In Crosscut, Roger Valdez looks at the impacts of traditional sidewalks on the environment. A Washington State Department of Transportation study unsurprisingly shows a benefit from installing sidewalks.
Here’s the key paragraph from the study:
The results provide early evidence in the potential effectiveness of sidewalks to reduce CO2 and VMT [vehicle miles traveled], in addition to a mixed land use pattern, shorter transit travel and wait times, lower transit fares and higher parking costs. Sidewalk completeness was found to be marginally significant (at the 10 percent level) in reducing CO2, and insignificant in explaining VMT.
In this sense the term “marginally” might read as “small.” But in a research context “marginally significant” also means sidewalks can make a difference along with other factors to significantly reduce CO2 emissions.
However, pavement is impermeable, blocking rainwater from being absorbed by the ground and redirecting it to the storm sewers that send it to Puget Sound.
After it rains, water hits all that pavement and it starts rolling around, picking up the petroleum drippings from cars, pesticides from lawn care products, and a legion of other things that end up harming fish and other creatures trying to survive in urban creeks and streams. Ultimately, all that water winds up in the Puget Sound, where the Partnership for Puget Sound says at least two species of salmon are threatened with extinction because of stormwater runoff.
Valdez supports natural drainage systems, like the one installed on NW 110th St. These narrow the roadway and include landscaping to collect rainwater runoff, reducing the amount of rainwater and pollutants channeled into the Sound.
The project that Valdez references was constructed by Seattle Public Utilities whereas most sidewalks are constructed by SDOT.
However, the city’s 2009 Stormwater Code requires SDOT to consider green stormwater infrastructure. SDOT spokesperson Marybeth Turner says:
This means that where space is available and it is technically feasible, elements such as bioretention swales, porous sidewalk, and new street trees are required to be installed adjacent to the new sidewalk in the planting strip between the sidewalk and street. These measures are meant to infiltrate or reduce the surface water generated from the impervious surface of the sidewalk before it reaches the gutter and eventually the drainage system and Puget Sound.

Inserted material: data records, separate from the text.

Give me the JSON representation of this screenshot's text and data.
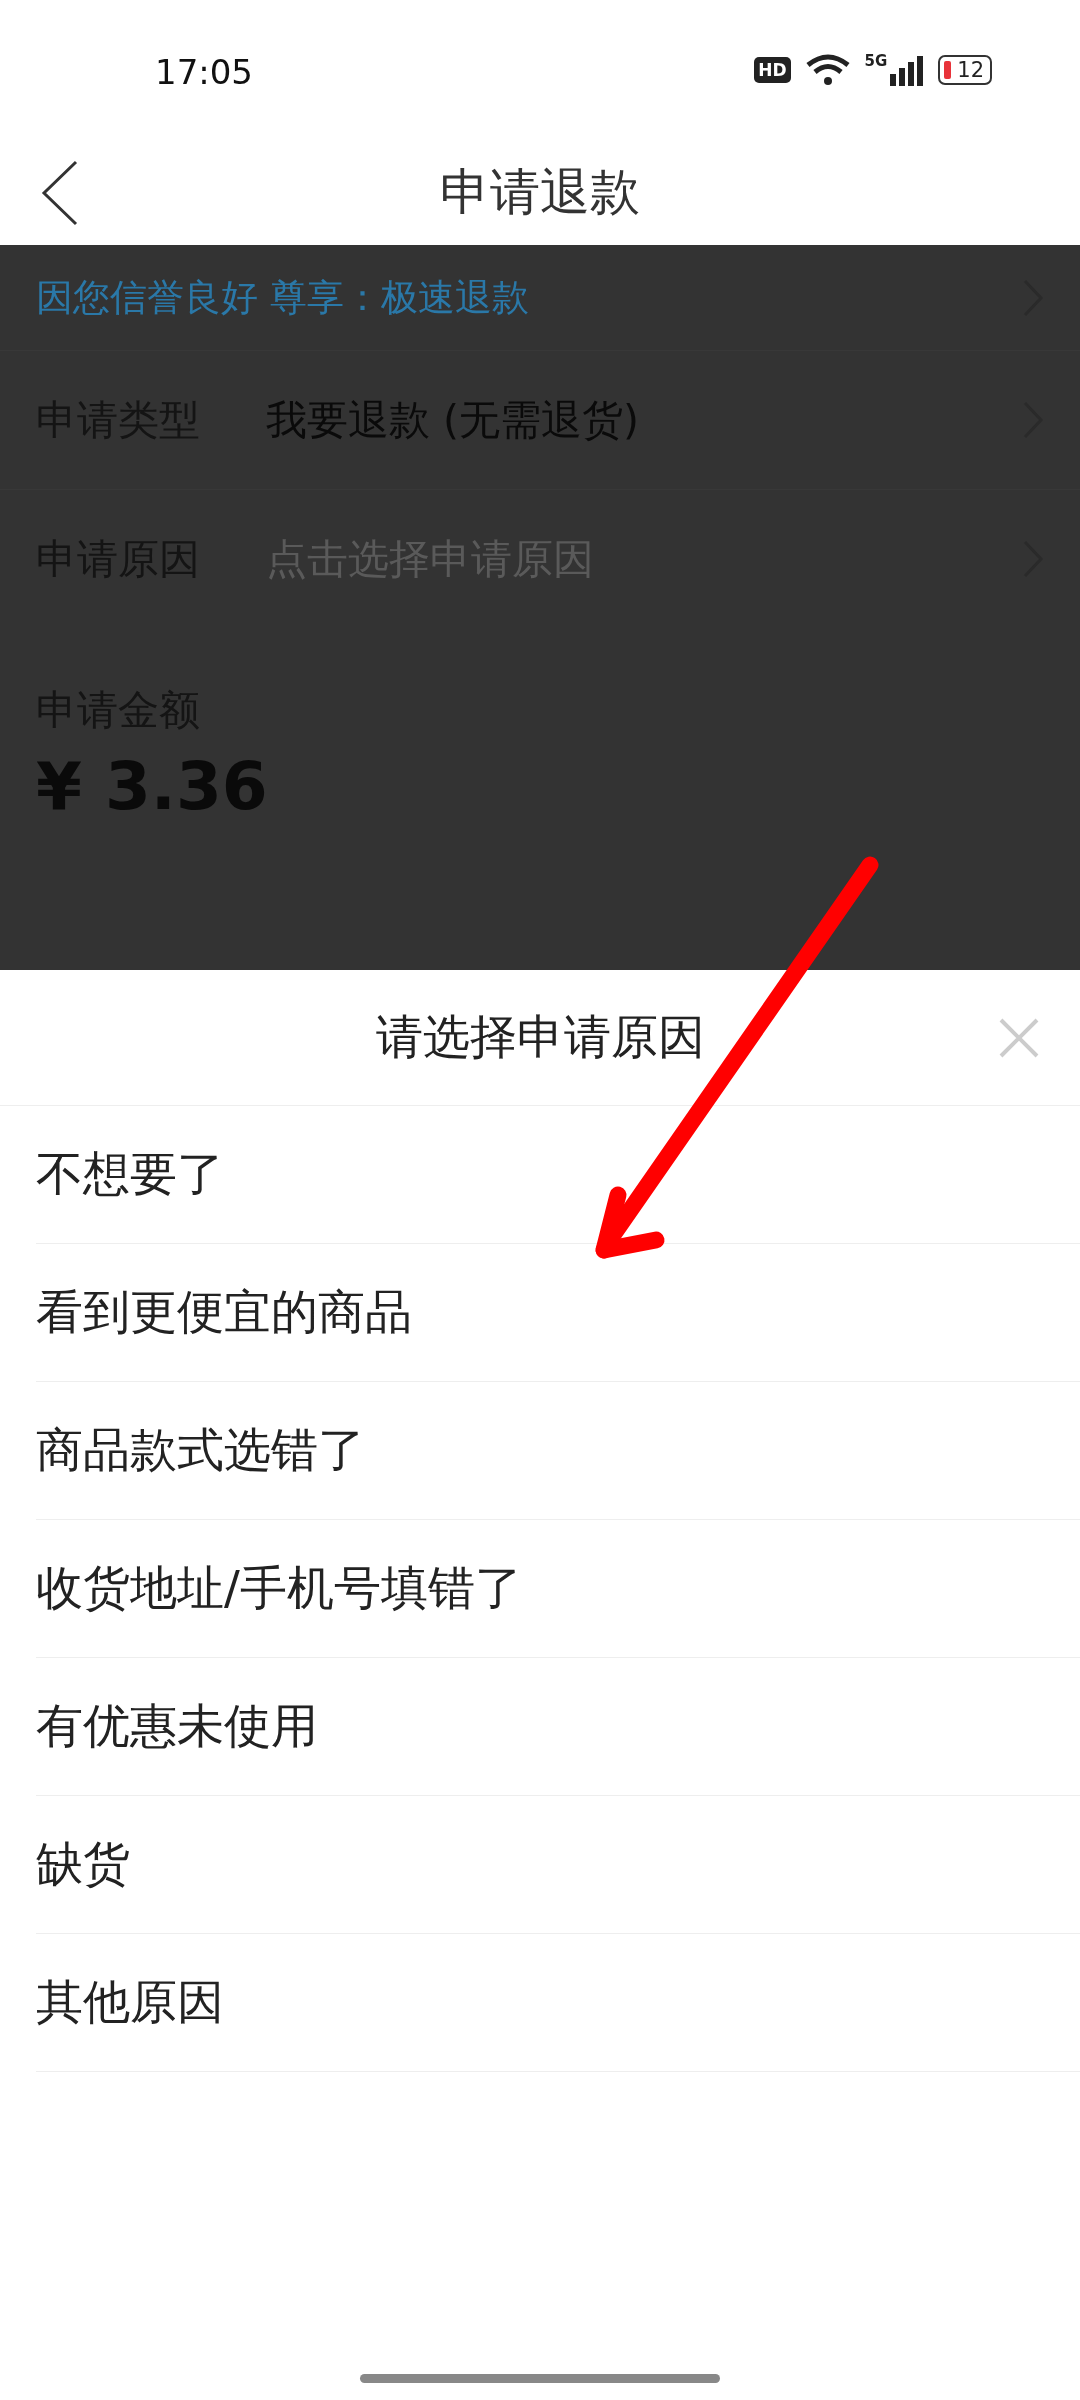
{
  "status_bar": {
    "time": "17:05",
    "hd": "HD",
    "network": "5G",
    "battery": "12"
  },
  "header": {
    "title": "申请退款"
  },
  "form": {
    "banner": "因您信誉良好 尊享：极速退款",
    "rows": [
      {
        "label": "申请类型",
        "value": "我要退款 (无需退货)",
        "placeholder": false
      },
      {
        "label": "申请原因",
        "value": "点击选择申请原因",
        "placeholder": true
      }
    ],
    "amount_label": "申请金额",
    "amount": "¥ 3.36"
  },
  "sheet": {
    "title": "请选择申请原因",
    "options": [
      {
        "label": "不想要了"
      },
      {
        "label": "看到更便宜的商品"
      },
      {
        "label": "商品款式选错了"
      },
      {
        "label": "收货地址/手机号填错了"
      },
      {
        "label": "有优惠未使用"
      },
      {
        "label": "缺货"
      },
      {
        "label": "其他原因"
      }
    ]
  },
  "annotation": {
    "kind": "arrow",
    "color": "#ff0000"
  }
}
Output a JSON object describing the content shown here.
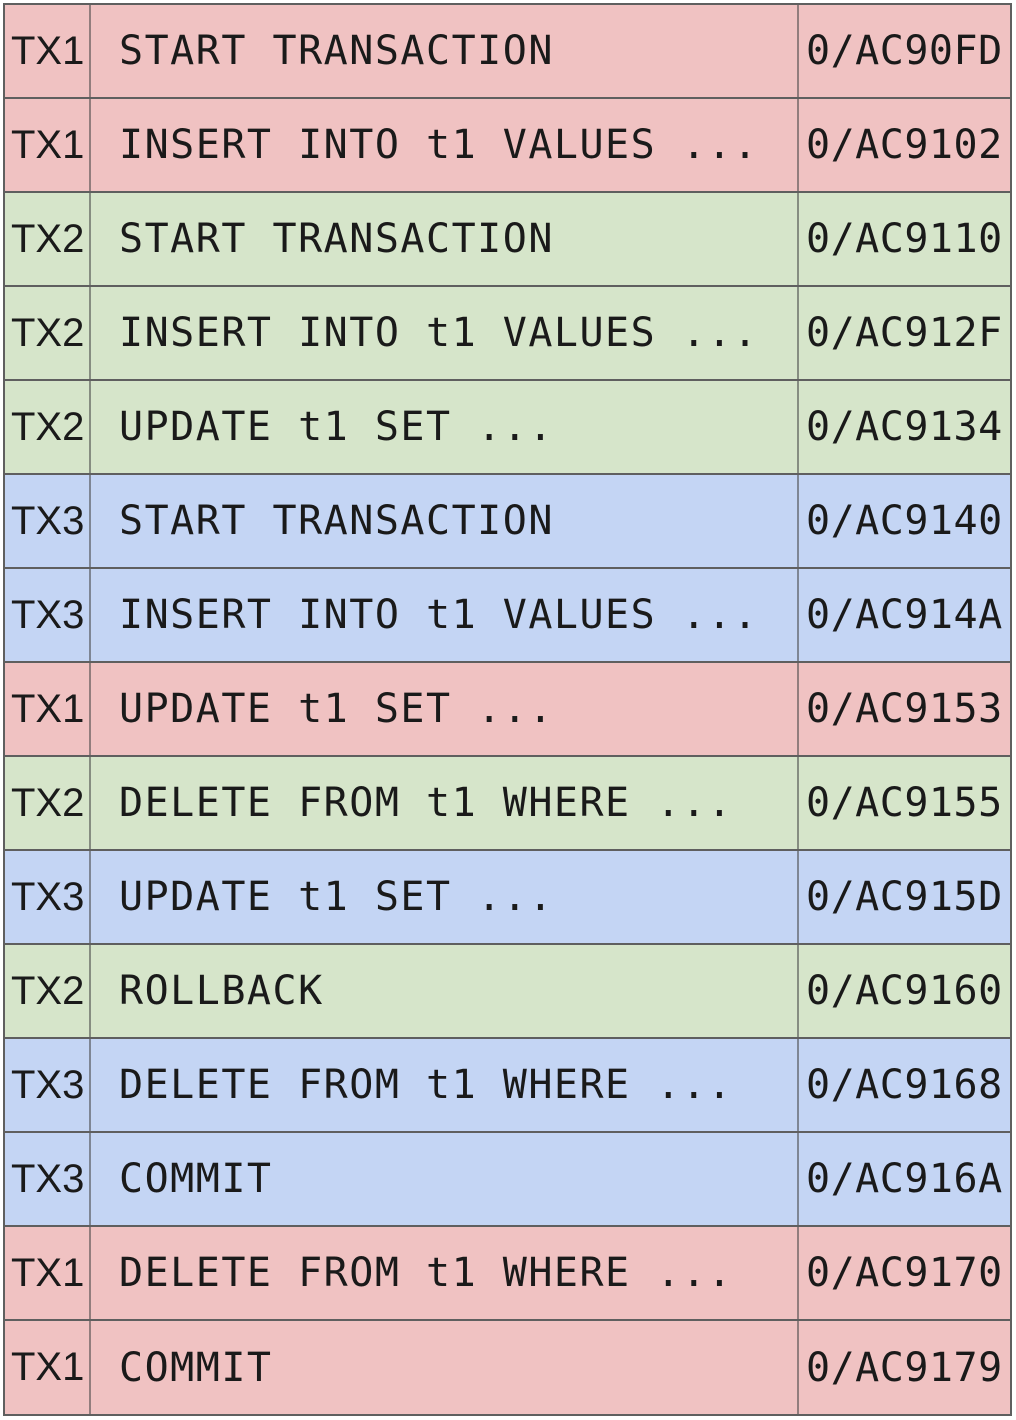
{
  "colors": {
    "TX1": "#f0c2c2",
    "TX2": "#d6e5ca",
    "TX3": "#c4d5f4",
    "border": "#5f5f5f"
  },
  "rows": [
    {
      "tx": "TX1",
      "statement": "START TRANSACTION",
      "lsn": "0/AC90FD"
    },
    {
      "tx": "TX1",
      "statement": "INSERT INTO t1 VALUES ...",
      "lsn": "0/AC9102"
    },
    {
      "tx": "TX2",
      "statement": "START TRANSACTION",
      "lsn": "0/AC9110"
    },
    {
      "tx": "TX2",
      "statement": "INSERT INTO t1 VALUES ...",
      "lsn": "0/AC912F"
    },
    {
      "tx": "TX2",
      "statement": "UPDATE t1 SET ...",
      "lsn": "0/AC9134"
    },
    {
      "tx": "TX3",
      "statement": "START TRANSACTION",
      "lsn": "0/AC9140"
    },
    {
      "tx": "TX3",
      "statement": "INSERT INTO t1 VALUES ...",
      "lsn": "0/AC914A"
    },
    {
      "tx": "TX1",
      "statement": "UPDATE t1 SET ...",
      "lsn": "0/AC9153"
    },
    {
      "tx": "TX2",
      "statement": "DELETE FROM t1 WHERE ...",
      "lsn": "0/AC9155"
    },
    {
      "tx": "TX3",
      "statement": "UPDATE t1 SET ...",
      "lsn": "0/AC915D"
    },
    {
      "tx": "TX2",
      "statement": "ROLLBACK",
      "lsn": "0/AC9160"
    },
    {
      "tx": "TX3",
      "statement": "DELETE FROM t1 WHERE ...",
      "lsn": "0/AC9168"
    },
    {
      "tx": "TX3",
      "statement": "COMMIT",
      "lsn": "0/AC916A"
    },
    {
      "tx": "TX1",
      "statement": "DELETE FROM t1 WHERE ...",
      "lsn": "0/AC9170"
    },
    {
      "tx": "TX1",
      "statement": "COMMIT",
      "lsn": "0/AC9179"
    }
  ]
}
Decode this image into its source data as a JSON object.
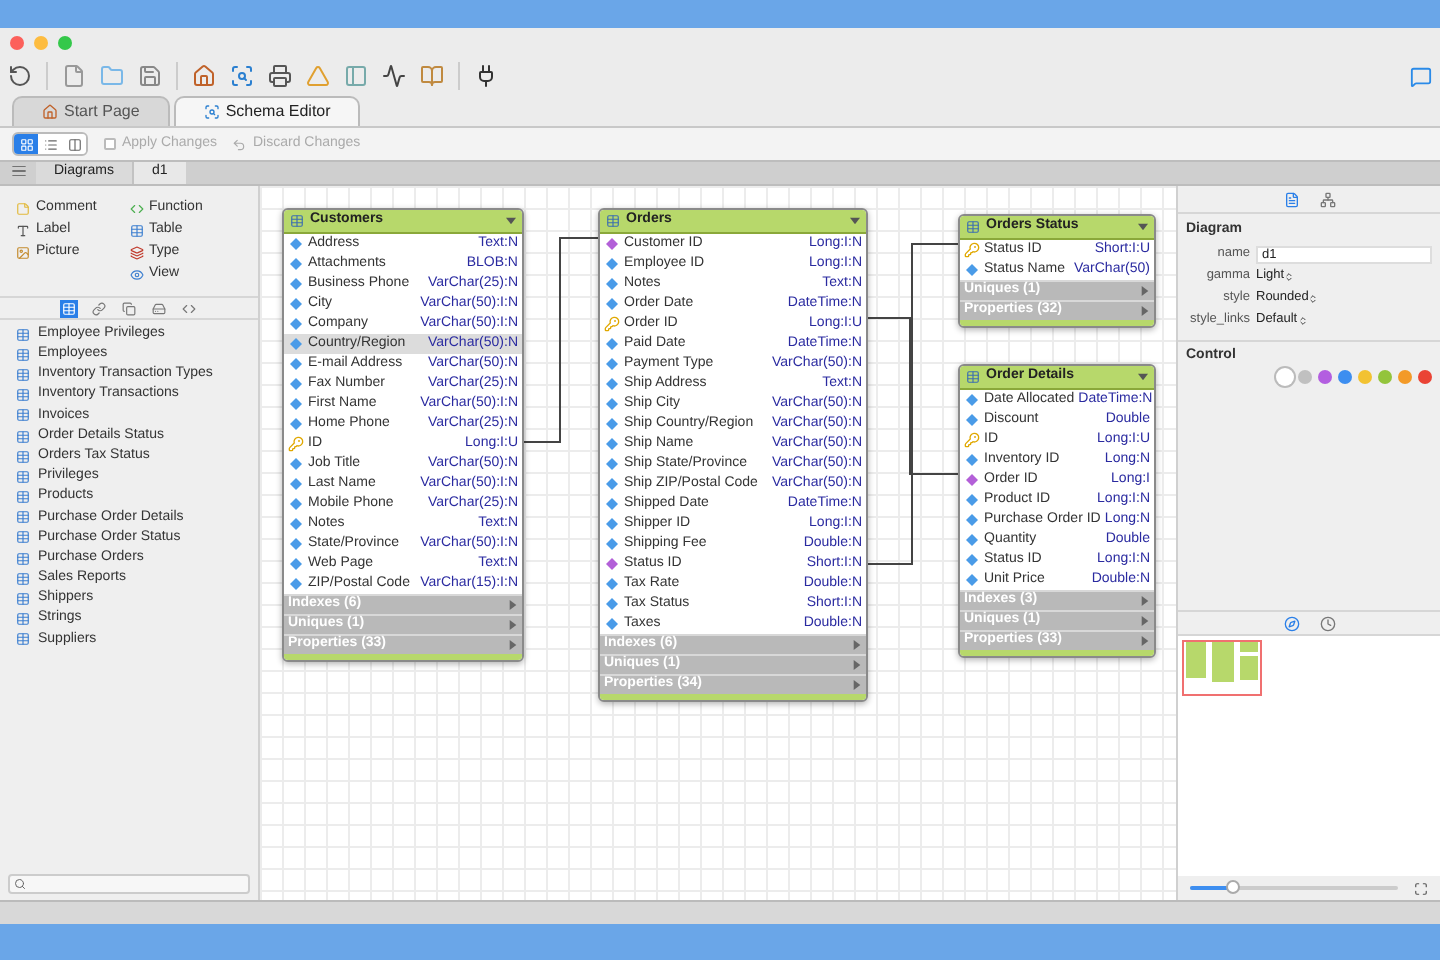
{
  "doc_tabs": [
    {
      "label": "Start Page",
      "kind": "home",
      "selected": false
    },
    {
      "label": "Schema Editor",
      "kind": "schema",
      "selected": true
    }
  ],
  "subtoolbar": {
    "views": [
      {
        "kind": "diagram",
        "selected": true
      },
      {
        "kind": "list",
        "selected": false
      },
      {
        "kind": "columns",
        "selected": false
      }
    ],
    "apply": {
      "label": "Apply Changes",
      "checked": false,
      "disabled": true
    },
    "discard": {
      "label": "Discard Changes",
      "disabled": true
    }
  },
  "panel_tabs": [
    {
      "label": "Diagrams",
      "selected": false
    },
    {
      "label": "d1",
      "selected": true
    }
  ],
  "palette": {
    "left": [
      {
        "label": "Comment",
        "kind": "comment"
      },
      {
        "label": "Label",
        "kind": "label"
      },
      {
        "label": "Picture",
        "kind": "picture"
      }
    ],
    "right": [
      {
        "label": "Function",
        "kind": "function"
      },
      {
        "label": "Table",
        "kind": "table"
      },
      {
        "label": "Type",
        "kind": "type"
      },
      {
        "label": "View",
        "kind": "view"
      }
    ]
  },
  "list_tabs": [
    {
      "kind": "table",
      "selected": true
    },
    {
      "kind": "link",
      "selected": false
    },
    {
      "kind": "copy",
      "selected": false
    },
    {
      "kind": "disk",
      "selected": false
    },
    {
      "kind": "code",
      "selected": false
    }
  ],
  "objects": [
    "Employee Privileges",
    "Employees",
    "Inventory Transaction Types",
    "Inventory Transactions",
    "Invoices",
    "Order Details Status",
    "Orders Tax Status",
    "Privileges",
    "Products",
    "Purchase Order Details",
    "Purchase Order Status",
    "Purchase Orders",
    "Sales Reports",
    "Shippers",
    "Strings",
    "Suppliers"
  ],
  "tables": [
    {
      "name": "Customers",
      "columns": [
        {
          "name": "Address",
          "type": "Text:N",
          "kind": "plain",
          "selected": false
        },
        {
          "name": "Attachments",
          "type": "BLOB:N",
          "kind": "plain",
          "selected": false
        },
        {
          "name": "Business Phone",
          "type": "VarChar(25):N",
          "kind": "plain",
          "selected": false
        },
        {
          "name": "City",
          "type": "VarChar(50):I:N",
          "kind": "plain",
          "selected": false
        },
        {
          "name": "Company",
          "type": "VarChar(50):I:N",
          "kind": "plain",
          "selected": false
        },
        {
          "name": "Country/Region",
          "type": "VarChar(50):N",
          "kind": "plain",
          "selected": true
        },
        {
          "name": "E-mail Address",
          "type": "VarChar(50):N",
          "kind": "plain",
          "selected": false
        },
        {
          "name": "Fax Number",
          "type": "VarChar(25):N",
          "kind": "plain",
          "selected": false
        },
        {
          "name": "First Name",
          "type": "VarChar(50):I:N",
          "kind": "plain",
          "selected": false
        },
        {
          "name": "Home Phone",
          "type": "VarChar(25):N",
          "kind": "plain",
          "selected": false
        },
        {
          "name": "ID",
          "type": "Long:I:U",
          "kind": "primary",
          "selected": false
        },
        {
          "name": "Job Title",
          "type": "VarChar(50):N",
          "kind": "plain",
          "selected": false
        },
        {
          "name": "Last Name",
          "type": "VarChar(50):I:N",
          "kind": "plain",
          "selected": false
        },
        {
          "name": "Mobile Phone",
          "type": "VarChar(25):N",
          "kind": "plain",
          "selected": false
        },
        {
          "name": "Notes",
          "type": "Text:N",
          "kind": "plain",
          "selected": false
        },
        {
          "name": "State/Province",
          "type": "VarChar(50):I:N",
          "kind": "plain",
          "selected": false
        },
        {
          "name": "Web Page",
          "type": "Text:N",
          "kind": "plain",
          "selected": false
        },
        {
          "name": "ZIP/Postal Code",
          "type": "VarChar(15):I:N",
          "kind": "plain",
          "selected": false
        }
      ],
      "sections": [
        "Indexes (6)",
        "Uniques (1)",
        "Properties (33)"
      ]
    },
    {
      "name": "Orders",
      "columns": [
        {
          "name": "Customer ID",
          "type": "Long:I:N",
          "kind": "foreign",
          "selected": false
        },
        {
          "name": "Employee ID",
          "type": "Long:I:N",
          "kind": "plain",
          "selected": false
        },
        {
          "name": "Notes",
          "type": "Text:N",
          "kind": "plain",
          "selected": false
        },
        {
          "name": "Order Date",
          "type": "DateTime:N",
          "kind": "plain",
          "selected": false
        },
        {
          "name": "Order ID",
          "type": "Long:I:U",
          "kind": "primary",
          "selected": false
        },
        {
          "name": "Paid Date",
          "type": "DateTime:N",
          "kind": "plain",
          "selected": false
        },
        {
          "name": "Payment Type",
          "type": "VarChar(50):N",
          "kind": "plain",
          "selected": false
        },
        {
          "name": "Ship Address",
          "type": "Text:N",
          "kind": "plain",
          "selected": false
        },
        {
          "name": "Ship City",
          "type": "VarChar(50):N",
          "kind": "plain",
          "selected": false
        },
        {
          "name": "Ship Country/Region",
          "type": "VarChar(50):N",
          "kind": "plain",
          "selected": false
        },
        {
          "name": "Ship Name",
          "type": "VarChar(50):N",
          "kind": "plain",
          "selected": false
        },
        {
          "name": "Ship State/Province",
          "type": "VarChar(50):N",
          "kind": "plain",
          "selected": false
        },
        {
          "name": "Ship ZIP/Postal Code",
          "type": "VarChar(50):N",
          "kind": "plain",
          "selected": false
        },
        {
          "name": "Shipped Date",
          "type": "DateTime:N",
          "kind": "plain",
          "selected": false
        },
        {
          "name": "Shipper ID",
          "type": "Long:I:N",
          "kind": "plain",
          "selected": false
        },
        {
          "name": "Shipping Fee",
          "type": "Double:N",
          "kind": "plain",
          "selected": false
        },
        {
          "name": "Status ID",
          "type": "Short:I:N",
          "kind": "foreign",
          "selected": false
        },
        {
          "name": "Tax Rate",
          "type": "Double:N",
          "kind": "plain",
          "selected": false
        },
        {
          "name": "Tax Status",
          "type": "Short:I:N",
          "kind": "plain",
          "selected": false
        },
        {
          "name": "Taxes",
          "type": "Double:N",
          "kind": "plain",
          "selected": false
        }
      ],
      "sections": [
        "Indexes (6)",
        "Uniques (1)",
        "Properties (34)"
      ]
    },
    {
      "name": "Orders Status",
      "columns": [
        {
          "name": "Status ID",
          "type": "Short:I:U",
          "kind": "primary",
          "selected": false
        },
        {
          "name": "Status Name",
          "type": "VarChar(50)",
          "kind": "plain",
          "selected": false
        }
      ],
      "sections": [
        "Uniques (1)",
        "Properties (32)"
      ]
    },
    {
      "name": "Order Details",
      "columns": [
        {
          "name": "Date Allocated",
          "type": "DateTime:N",
          "kind": "plain",
          "selected": false
        },
        {
          "name": "Discount",
          "type": "Double",
          "kind": "plain",
          "selected": false
        },
        {
          "name": "ID",
          "type": "Long:I:U",
          "kind": "primary",
          "selected": false
        },
        {
          "name": "Inventory ID",
          "type": "Long:N",
          "kind": "plain",
          "selected": false
        },
        {
          "name": "Order ID",
          "type": "Long:I",
          "kind": "foreign",
          "selected": false
        },
        {
          "name": "Product ID",
          "type": "Long:I:N",
          "kind": "plain",
          "selected": false
        },
        {
          "name": "Purchase Order ID",
          "type": "Long:N",
          "kind": "plain",
          "selected": false
        },
        {
          "name": "Quantity",
          "type": "Double",
          "kind": "plain",
          "selected": false
        },
        {
          "name": "Status ID",
          "type": "Long:I:N",
          "kind": "plain",
          "selected": false
        },
        {
          "name": "Unit Price",
          "type": "Double:N",
          "kind": "plain",
          "selected": false
        }
      ],
      "sections": [
        "Indexes (3)",
        "Uniques (1)",
        "Properties (33)"
      ]
    }
  ],
  "inspector": {
    "tabs": [
      {
        "kind": "document",
        "selected": true
      },
      {
        "kind": "hierarchy",
        "selected": false
      }
    ],
    "section": "Diagram",
    "fields": [
      {
        "label": "name",
        "value": "d1",
        "kind": "text"
      },
      {
        "label": "gamma",
        "value": "Light",
        "kind": "select"
      },
      {
        "label": "style",
        "value": "Rounded",
        "kind": "select"
      },
      {
        "label": "style_links",
        "value": "Default",
        "kind": "select"
      }
    ],
    "control_heading": "Control",
    "colors": [
      {
        "color": "#ffffff",
        "selected": true
      },
      {
        "color": "#c0c0c0",
        "selected": false
      },
      {
        "color": "#b35ee0",
        "selected": false
      },
      {
        "color": "#3d8ef0",
        "selected": false
      },
      {
        "color": "#f2c232",
        "selected": false
      },
      {
        "color": "#93c43c",
        "selected": false
      },
      {
        "color": "#f39a28",
        "selected": false
      },
      {
        "color": "#ea4335",
        "selected": false
      }
    ]
  },
  "navigator": {
    "tabs": [
      {
        "kind": "compass",
        "selected": true
      },
      {
        "kind": "clock",
        "selected": false
      }
    ],
    "zoom": {
      "level": 0.2
    }
  }
}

There are several current SDOT sidewalk projects that include green stormwater infrastructure elements. On these projects, SPU is “providing guidance with respect to maintenance requirements and direction on standards requirements.” These projects include NE 55th and Ravenna intersection improvements, Linden Ave N Complete Streets Project, and “numerous neighborhood sidewalk projects funded by the Bridging the Gap transportation initiative,” according to Turner.
While these sidewalks take cues from the green drainage designs that SPU has developed, this design cannot be applied everywhere. “The space may not be available, the pollutant loading too great, the soils may not be conducive, and there are in most cases numerous other utilities which may be in conflict,” Turner says
Still, it’s good to know that the city is working to limit negative side effects of new sidewalk construction. Now, if only they could build more of them.